• **Work request**
Lift every line from the entries that includes the word "Advanced".

• **Task material**
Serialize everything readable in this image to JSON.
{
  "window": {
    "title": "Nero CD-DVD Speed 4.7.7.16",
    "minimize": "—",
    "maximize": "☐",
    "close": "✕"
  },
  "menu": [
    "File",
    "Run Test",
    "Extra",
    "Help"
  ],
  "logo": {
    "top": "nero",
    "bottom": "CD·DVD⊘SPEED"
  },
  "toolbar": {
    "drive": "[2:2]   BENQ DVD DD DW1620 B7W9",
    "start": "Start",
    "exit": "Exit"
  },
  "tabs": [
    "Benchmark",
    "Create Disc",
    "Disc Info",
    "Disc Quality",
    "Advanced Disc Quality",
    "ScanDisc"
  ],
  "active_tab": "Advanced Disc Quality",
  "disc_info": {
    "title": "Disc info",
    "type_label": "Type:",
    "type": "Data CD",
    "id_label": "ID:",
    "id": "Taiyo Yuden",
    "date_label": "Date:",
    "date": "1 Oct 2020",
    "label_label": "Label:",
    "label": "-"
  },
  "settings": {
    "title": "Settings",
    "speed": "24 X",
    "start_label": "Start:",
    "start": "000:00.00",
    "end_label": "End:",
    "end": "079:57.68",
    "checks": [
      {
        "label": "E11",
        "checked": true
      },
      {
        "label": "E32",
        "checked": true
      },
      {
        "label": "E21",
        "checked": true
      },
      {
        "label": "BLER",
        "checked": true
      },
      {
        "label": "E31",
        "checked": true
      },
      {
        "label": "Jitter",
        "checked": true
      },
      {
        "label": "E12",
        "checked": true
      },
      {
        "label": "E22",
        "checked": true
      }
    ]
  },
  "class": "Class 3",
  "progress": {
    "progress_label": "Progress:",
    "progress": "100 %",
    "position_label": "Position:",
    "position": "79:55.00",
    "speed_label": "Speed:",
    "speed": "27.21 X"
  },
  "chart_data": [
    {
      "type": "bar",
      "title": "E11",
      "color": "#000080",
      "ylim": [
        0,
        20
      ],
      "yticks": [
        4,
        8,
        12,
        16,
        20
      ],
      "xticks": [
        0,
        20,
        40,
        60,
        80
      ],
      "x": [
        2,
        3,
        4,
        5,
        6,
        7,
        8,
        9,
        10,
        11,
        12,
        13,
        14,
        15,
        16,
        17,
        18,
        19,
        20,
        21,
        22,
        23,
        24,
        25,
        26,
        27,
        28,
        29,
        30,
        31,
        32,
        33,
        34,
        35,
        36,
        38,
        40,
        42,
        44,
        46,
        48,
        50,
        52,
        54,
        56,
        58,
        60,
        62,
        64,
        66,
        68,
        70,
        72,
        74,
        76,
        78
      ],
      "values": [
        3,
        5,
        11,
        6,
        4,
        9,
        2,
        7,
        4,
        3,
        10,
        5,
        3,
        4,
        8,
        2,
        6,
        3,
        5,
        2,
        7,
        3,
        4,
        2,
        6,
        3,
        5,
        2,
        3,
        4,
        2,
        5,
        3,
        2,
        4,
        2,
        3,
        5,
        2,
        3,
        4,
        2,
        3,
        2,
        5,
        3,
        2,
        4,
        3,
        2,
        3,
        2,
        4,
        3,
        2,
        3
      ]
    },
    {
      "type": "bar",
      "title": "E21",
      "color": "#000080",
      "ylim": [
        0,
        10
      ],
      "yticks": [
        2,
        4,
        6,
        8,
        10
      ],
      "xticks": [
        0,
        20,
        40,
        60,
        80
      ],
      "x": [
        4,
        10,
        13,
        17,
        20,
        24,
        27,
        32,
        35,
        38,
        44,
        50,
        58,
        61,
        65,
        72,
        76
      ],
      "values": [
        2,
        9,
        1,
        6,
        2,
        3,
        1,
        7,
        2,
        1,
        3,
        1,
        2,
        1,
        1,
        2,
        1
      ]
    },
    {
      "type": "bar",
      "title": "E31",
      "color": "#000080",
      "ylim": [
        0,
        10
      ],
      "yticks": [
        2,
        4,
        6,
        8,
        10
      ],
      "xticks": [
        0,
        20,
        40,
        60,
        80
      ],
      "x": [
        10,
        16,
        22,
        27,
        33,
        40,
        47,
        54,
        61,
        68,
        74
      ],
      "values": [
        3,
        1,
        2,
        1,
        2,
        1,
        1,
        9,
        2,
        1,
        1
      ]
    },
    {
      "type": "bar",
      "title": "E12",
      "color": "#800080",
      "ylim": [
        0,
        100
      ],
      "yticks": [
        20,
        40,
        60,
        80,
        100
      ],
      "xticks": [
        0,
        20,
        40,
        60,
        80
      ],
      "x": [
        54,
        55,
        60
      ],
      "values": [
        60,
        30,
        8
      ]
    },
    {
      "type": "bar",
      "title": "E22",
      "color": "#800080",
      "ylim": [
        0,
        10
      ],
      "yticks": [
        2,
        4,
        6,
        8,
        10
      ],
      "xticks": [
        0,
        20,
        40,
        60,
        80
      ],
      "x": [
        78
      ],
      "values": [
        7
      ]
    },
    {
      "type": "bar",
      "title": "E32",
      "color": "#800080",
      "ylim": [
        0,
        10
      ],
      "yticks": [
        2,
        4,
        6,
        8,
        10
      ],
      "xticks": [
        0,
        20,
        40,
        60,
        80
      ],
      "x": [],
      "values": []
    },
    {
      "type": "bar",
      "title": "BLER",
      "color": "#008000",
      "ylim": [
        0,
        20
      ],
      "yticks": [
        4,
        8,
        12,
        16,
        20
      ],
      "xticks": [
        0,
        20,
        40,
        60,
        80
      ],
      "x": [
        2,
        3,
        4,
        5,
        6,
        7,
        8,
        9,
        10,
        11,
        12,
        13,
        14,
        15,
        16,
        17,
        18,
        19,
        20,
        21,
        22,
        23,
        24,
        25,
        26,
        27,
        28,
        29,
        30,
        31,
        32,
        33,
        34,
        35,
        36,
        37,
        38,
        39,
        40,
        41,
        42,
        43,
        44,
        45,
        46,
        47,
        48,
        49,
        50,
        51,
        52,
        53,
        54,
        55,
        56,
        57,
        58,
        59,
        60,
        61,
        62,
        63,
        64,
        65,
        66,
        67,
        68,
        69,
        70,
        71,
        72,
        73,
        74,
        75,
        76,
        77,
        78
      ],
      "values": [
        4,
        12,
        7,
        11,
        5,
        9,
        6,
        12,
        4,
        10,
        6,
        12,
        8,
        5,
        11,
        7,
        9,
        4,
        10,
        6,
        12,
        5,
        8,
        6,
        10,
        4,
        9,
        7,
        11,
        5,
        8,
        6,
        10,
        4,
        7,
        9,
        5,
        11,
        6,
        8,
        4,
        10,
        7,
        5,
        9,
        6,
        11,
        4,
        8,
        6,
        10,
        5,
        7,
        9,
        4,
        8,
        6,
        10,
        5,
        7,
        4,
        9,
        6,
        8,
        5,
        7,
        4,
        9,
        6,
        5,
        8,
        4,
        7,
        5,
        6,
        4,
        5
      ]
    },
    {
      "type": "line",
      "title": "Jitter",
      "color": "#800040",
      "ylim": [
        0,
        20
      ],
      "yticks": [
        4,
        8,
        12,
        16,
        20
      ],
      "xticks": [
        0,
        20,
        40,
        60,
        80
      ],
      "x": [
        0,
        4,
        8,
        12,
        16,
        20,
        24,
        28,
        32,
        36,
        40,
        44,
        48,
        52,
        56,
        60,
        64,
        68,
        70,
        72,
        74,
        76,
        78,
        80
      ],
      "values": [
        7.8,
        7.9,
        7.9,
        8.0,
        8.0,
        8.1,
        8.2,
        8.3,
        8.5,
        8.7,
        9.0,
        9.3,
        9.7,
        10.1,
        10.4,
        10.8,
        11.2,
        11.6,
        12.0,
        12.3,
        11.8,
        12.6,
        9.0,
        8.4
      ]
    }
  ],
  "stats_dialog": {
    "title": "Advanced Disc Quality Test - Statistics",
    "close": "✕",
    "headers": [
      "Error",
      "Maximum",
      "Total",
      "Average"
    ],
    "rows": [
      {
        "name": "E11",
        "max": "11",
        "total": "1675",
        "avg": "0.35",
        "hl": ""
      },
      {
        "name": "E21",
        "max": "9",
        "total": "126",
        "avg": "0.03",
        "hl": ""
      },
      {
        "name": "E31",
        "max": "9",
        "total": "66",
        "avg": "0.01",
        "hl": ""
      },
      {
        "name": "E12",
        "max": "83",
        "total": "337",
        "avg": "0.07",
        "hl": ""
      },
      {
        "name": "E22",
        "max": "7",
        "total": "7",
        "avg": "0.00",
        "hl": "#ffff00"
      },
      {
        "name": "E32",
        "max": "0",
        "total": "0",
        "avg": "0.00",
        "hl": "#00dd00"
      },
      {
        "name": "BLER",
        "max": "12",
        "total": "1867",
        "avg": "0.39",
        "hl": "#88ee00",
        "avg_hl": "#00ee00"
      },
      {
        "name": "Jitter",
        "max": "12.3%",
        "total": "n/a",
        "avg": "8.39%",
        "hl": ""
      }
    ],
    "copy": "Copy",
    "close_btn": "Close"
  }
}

• **Result of the exercise**
    "Advanced Disc Quality",
  "active_tab": "Advanced Disc Quality",
    "title": "Advanced Disc Quality Test - Statistics",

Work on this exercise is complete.